◆ **WHAT TO PRODUCE**
Which lines in the records below contain the word "data"? Copy each of them.

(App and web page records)
######

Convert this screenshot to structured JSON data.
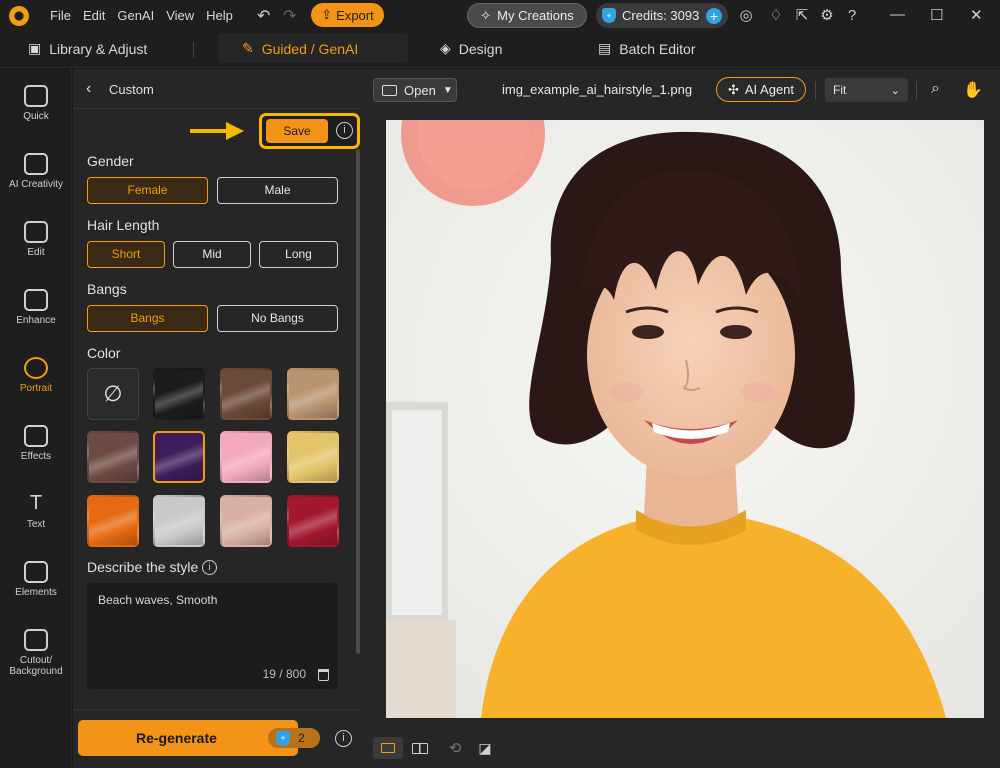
{
  "titlebar": {
    "menu": [
      "File",
      "Edit",
      "GenAI",
      "View",
      "Help"
    ],
    "export_label": "Export",
    "my_creations_label": "My Creations",
    "credits_label": "Credits: 3093"
  },
  "modes": {
    "library": "Library & Adjust",
    "guided": "Guided / GenAI",
    "design": "Design",
    "batch": "Batch Editor"
  },
  "rail": [
    {
      "label": "Quick"
    },
    {
      "label": "AI Creativity"
    },
    {
      "label": "Edit"
    },
    {
      "label": "Enhance"
    },
    {
      "label": "Portrait",
      "active": true
    },
    {
      "label": "Effects"
    },
    {
      "label": "Text"
    },
    {
      "label": "Elements"
    },
    {
      "label": "Cutout/\nBackground"
    }
  ],
  "panel": {
    "title": "Custom",
    "save_label": "Save",
    "gender": {
      "label": "Gender",
      "options": [
        "Female",
        "Male"
      ],
      "selected": "Female"
    },
    "hair_length": {
      "label": "Hair Length",
      "options": [
        "Short",
        "Mid",
        "Long"
      ],
      "selected": "Short"
    },
    "bangs": {
      "label": "Bangs",
      "options": [
        "Bangs",
        "No Bangs"
      ],
      "selected": "Bangs"
    },
    "color": {
      "label": "Color",
      "swatches": [
        "none",
        "#1c1c1c",
        "#6b4a38",
        "#b99470",
        "#6e4a44",
        "#3d1d5a",
        "#f2a9bd",
        "#e3c46a",
        "#e56a12",
        "#c9c9cc",
        "#d8b0a4",
        "#a2182f"
      ],
      "selected_index": 5
    },
    "describe": {
      "label": "Describe the style",
      "value": "Beach waves, Smooth",
      "count": "19 / 800"
    },
    "regenerate_label": "Re-generate",
    "regenerate_cost": "2"
  },
  "canvas": {
    "open_label": "Open",
    "filename": "img_example_ai_hairstyle_1.png",
    "agent_label": "AI Agent",
    "zoom_value": "Fit"
  }
}
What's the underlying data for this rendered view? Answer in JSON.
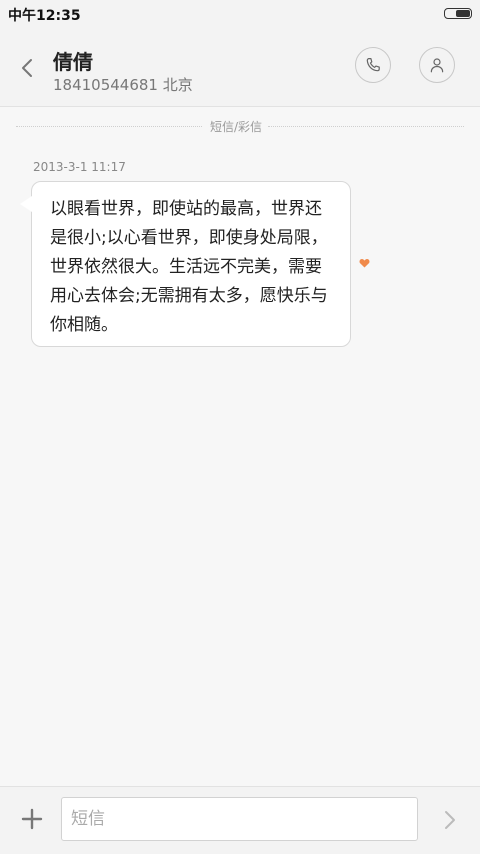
{
  "status_bar": {
    "time": "中午12:35"
  },
  "header": {
    "contact_name": "倩倩",
    "contact_detail": "18410544681 北京",
    "icons": {
      "back": "chevron-left-icon",
      "call": "phone-icon",
      "contact": "person-icon"
    }
  },
  "conversation": {
    "divider_label": "短信/彩信",
    "messages": [
      {
        "timestamp": "2013-3-1 11:17",
        "text": "以眼看世界，即使站的最高，世界还是很小;以心看世界，即使身处局限，世界依然很大。生活远不完美，需要用心去体会;无需拥有太多，愿快乐与你相随。",
        "favorite_icon": "heart-icon"
      }
    ]
  },
  "compose": {
    "placeholder": "短信",
    "value": "",
    "icons": {
      "add": "plus-icon",
      "send": "chevron-right-icon"
    }
  },
  "colors": {
    "background": "#f7f7f7",
    "bar": "#f3f3f3",
    "heart": "#f08a4b",
    "icon_gray": "#777777"
  }
}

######

◆ **OUTPUT BELOW**
Convert this screenshot to structured JSON data.
What's the underlying data for this rendered view? Answer in JSON.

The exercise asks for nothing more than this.